The young prince sat up and met her eyes, “I have an alternative offer however.” he stated boldly. “Dinner. And in that a reason for you to be out that doesn’t look like avoidance.” he smiled slightly and tilted his head nervously, “Though I admit my intentions are not entirely selfless.” he was not going to pretend as convenient as it might have been this wasn’t a date he was suggesting.
“Synthskin isn’t as strong. I don’t have the resources that Claremont does and I don’t like owing people,” Robin replied, avoiding the more emotionally fraught parts of the conversation. She considered the offer and for a moment, Kam thought she’d refuse.
“There’s a Chinese place around the block. One of my favorites.
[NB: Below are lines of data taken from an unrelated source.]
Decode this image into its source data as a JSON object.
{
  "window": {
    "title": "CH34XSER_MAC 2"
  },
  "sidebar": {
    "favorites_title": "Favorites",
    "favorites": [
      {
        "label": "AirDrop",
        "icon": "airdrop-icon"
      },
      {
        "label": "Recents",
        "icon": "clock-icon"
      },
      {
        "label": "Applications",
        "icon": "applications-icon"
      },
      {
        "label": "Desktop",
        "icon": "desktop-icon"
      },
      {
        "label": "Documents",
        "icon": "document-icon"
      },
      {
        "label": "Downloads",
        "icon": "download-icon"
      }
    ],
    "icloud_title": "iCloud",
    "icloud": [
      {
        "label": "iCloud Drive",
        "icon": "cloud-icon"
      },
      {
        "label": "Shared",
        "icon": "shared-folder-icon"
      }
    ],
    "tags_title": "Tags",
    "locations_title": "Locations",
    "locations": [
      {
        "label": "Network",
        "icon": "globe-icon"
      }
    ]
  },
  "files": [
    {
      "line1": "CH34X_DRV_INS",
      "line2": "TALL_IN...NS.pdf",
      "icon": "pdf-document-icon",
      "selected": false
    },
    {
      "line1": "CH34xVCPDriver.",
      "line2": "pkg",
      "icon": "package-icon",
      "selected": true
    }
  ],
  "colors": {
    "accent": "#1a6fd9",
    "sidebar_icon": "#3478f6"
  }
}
I’ll give you a few minutes to change and meet you there,” Before Kam could comment, or before Robin could change her mind, she dropped from the four story roof without another word.
Kam opened his mouth to reply but was cut off by her exit and he smiled softly to himself. If she wasn’t ready yet to share her reasons so be it, they would instead share a meal. To his mind that was a very good start. He dropped in the alley soundlessly and once sure it was clear quickly retrieved his civilian clothes and changed tucking the costume carefully into his backpack before slinging it over a shoulder and following around the corner to the restaurant she’d suggested. If he played his cards right she might even let him pay, despite not liking to owe people.
It was a slow burn, but Kam was both patient and persistent. Occasional deviations from crime fighting for meals, eventually a movie not under guise of surveillance, progress was made. By the time April rolled around he was comfortable with a slightly bigger ask. Prom.
Thus he arrived at the appointed hour, the limo drawing some looks from passersby in the Fens was to be expected. It was however unlikely to be associated with the private investigation firm with offices in the building perhaps a developer, or an extravagance for a local that hit a big score. He strode confidently to thumb the buzzer and announce his arrival and all that was left was the waiting.
And wait he did. It took Robin not very much time to dress, but it took her far longer to go downstairs and open the door. Jumping in front of bullets? No problem. Putting herself out there emotionally, though, that was far harder.
Finally, Robin opened the door herself, looking just a little uncomfortable. The dress was a simple one, a soft dove grey that made her eyes seem even more brilliant. It fastened high around her throat but left her back and arms bare. The skirt draped down to her ankles but was flowy enough that Robin didn’t feel she’d be at a disadvantage in a fight. It was Claremont after all. She’d even weathered the salon to have her curls woven into box braids threaded with silver. Robin didn’t wear any jewelry - she didn’t even own any - but the silver of her prosthetic glittered under the light.
“Uhm, so…” Robin asked, spreading her hands in front of her skirt. “This okay?”
Kam grew increasingly nervous and had to work through a few breathing exercises as he waited to keep from fidgeting or pressing the buzzer again. He knew she was here and she’d come down when ready. When the door opened a smile bloomed on his face unbidden. He met her eyes and replied, “It’s perfect.”